Each record should be given again exactly, and any picture in it left out.
::::
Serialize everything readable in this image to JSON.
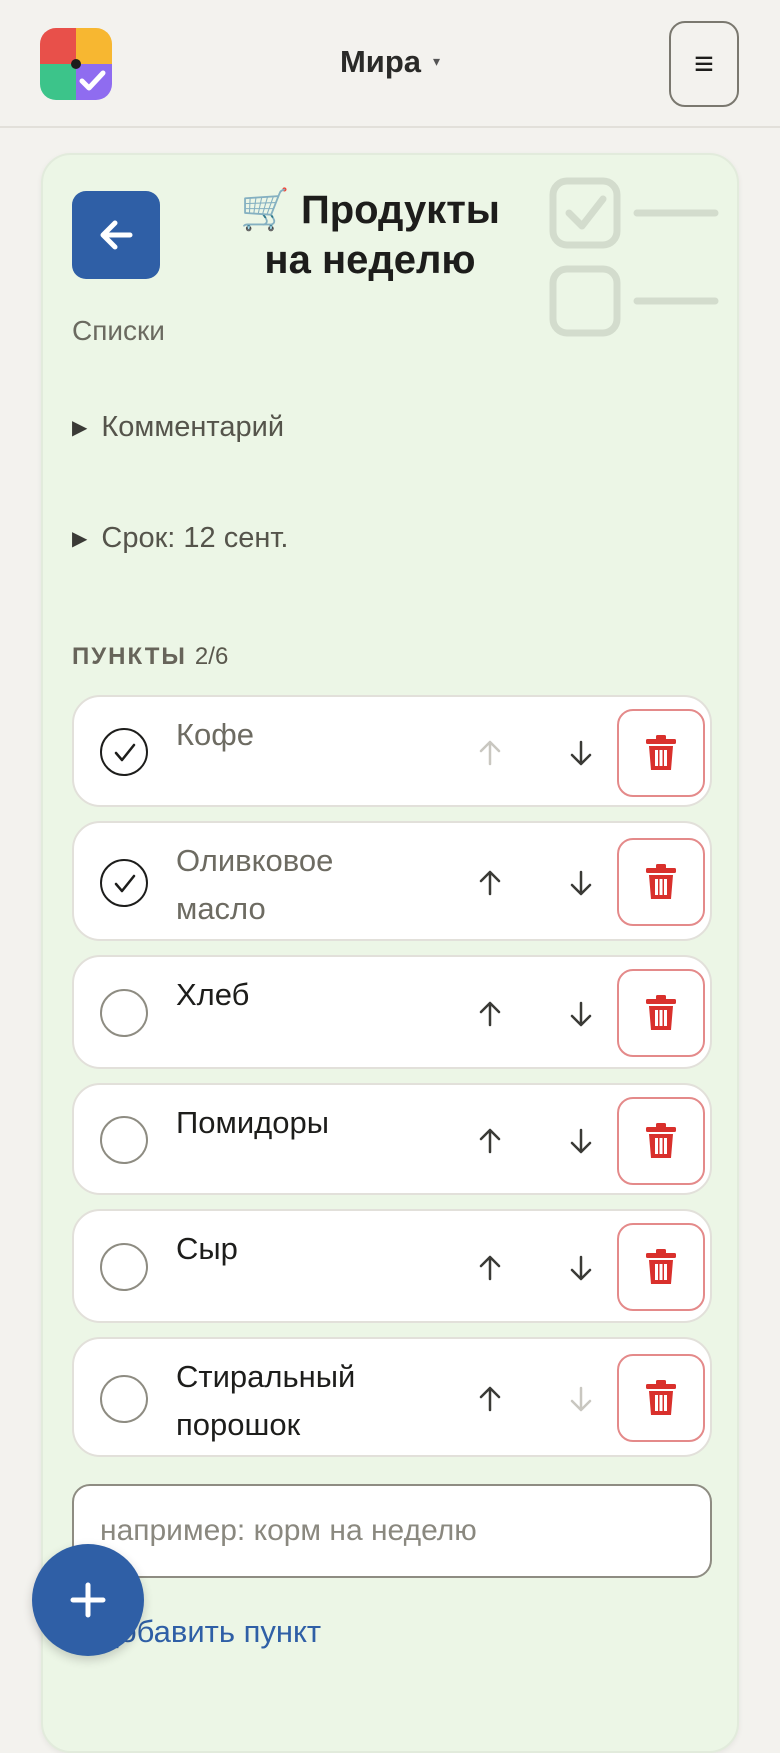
{
  "header": {
    "profile_name": "Мира",
    "profile_caret": "▾",
    "menu_glyph": "≡"
  },
  "list": {
    "title_emoji": "🛒",
    "title_line1": "Продукты",
    "title_line2": "на неделю",
    "breadcrumb": "Списки",
    "comment_toggle": "Комментарий",
    "due_toggle": "Срок: 12 сент.",
    "section_label": "ПУНКТЫ",
    "section_count": "2/6"
  },
  "items": [
    {
      "line1": "Кофе",
      "line2": "",
      "checked": true
    },
    {
      "line1": "Оливковое",
      "line2": "масло",
      "checked": true
    },
    {
      "line1": "Хлеб",
      "line2": "",
      "checked": false
    },
    {
      "line1": "Помидоры",
      "line2": "",
      "checked": false
    },
    {
      "line1": "Сыр",
      "line2": "",
      "checked": false
    },
    {
      "line1": "Стиральный",
      "line2": "порошок",
      "checked": false
    }
  ],
  "new_item": {
    "placeholder": "например: корм на неделю",
    "add_label": "Добавить пункт"
  },
  "colors": {
    "accent": "#2f5fa6",
    "card_bg": "#ecf6e6",
    "delete_red": "#d9302c"
  },
  "icons": {
    "back": "arrow-left-icon",
    "move_up": "arrow-up-icon",
    "move_down": "arrow-down-icon",
    "delete": "trash-icon",
    "fab": "plus-icon"
  }
}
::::
**WRITTEN REPLY**
Serialize everything readable in this image to JSON.
{
  "header": {
    "profile_name": "Мира",
    "profile_caret": "▾",
    "menu_glyph": "≡"
  },
  "list": {
    "title_emoji": "🛒",
    "title_line1": "Продукты",
    "title_line2": "на неделю",
    "breadcrumb": "Списки",
    "comment_toggle": "Комментарий",
    "due_toggle": "Срок: 12 сент.",
    "section_label": "ПУНКТЫ",
    "section_count": "2/6"
  },
  "items": [
    {
      "line1": "Кофе",
      "line2": "",
      "checked": true
    },
    {
      "line1": "Оливковое",
      "line2": "масло",
      "checked": true
    },
    {
      "line1": "Хлеб",
      "line2": "",
      "checked": false
    },
    {
      "line1": "Помидоры",
      "line2": "",
      "checked": false
    },
    {
      "line1": "Сыр",
      "line2": "",
      "checked": false
    },
    {
      "line1": "Стиральный",
      "line2": "порошок",
      "checked": false
    }
  ],
  "new_item": {
    "placeholder": "например: корм на неделю",
    "add_label": "Добавить пункт"
  },
  "colors": {
    "accent": "#2f5fa6",
    "card_bg": "#ecf6e6",
    "delete_red": "#d9302c"
  },
  "icons": {
    "back": "arrow-left-icon",
    "move_up": "arrow-up-icon",
    "move_down": "arrow-down-icon",
    "delete": "trash-icon",
    "fab": "plus-icon"
  }
}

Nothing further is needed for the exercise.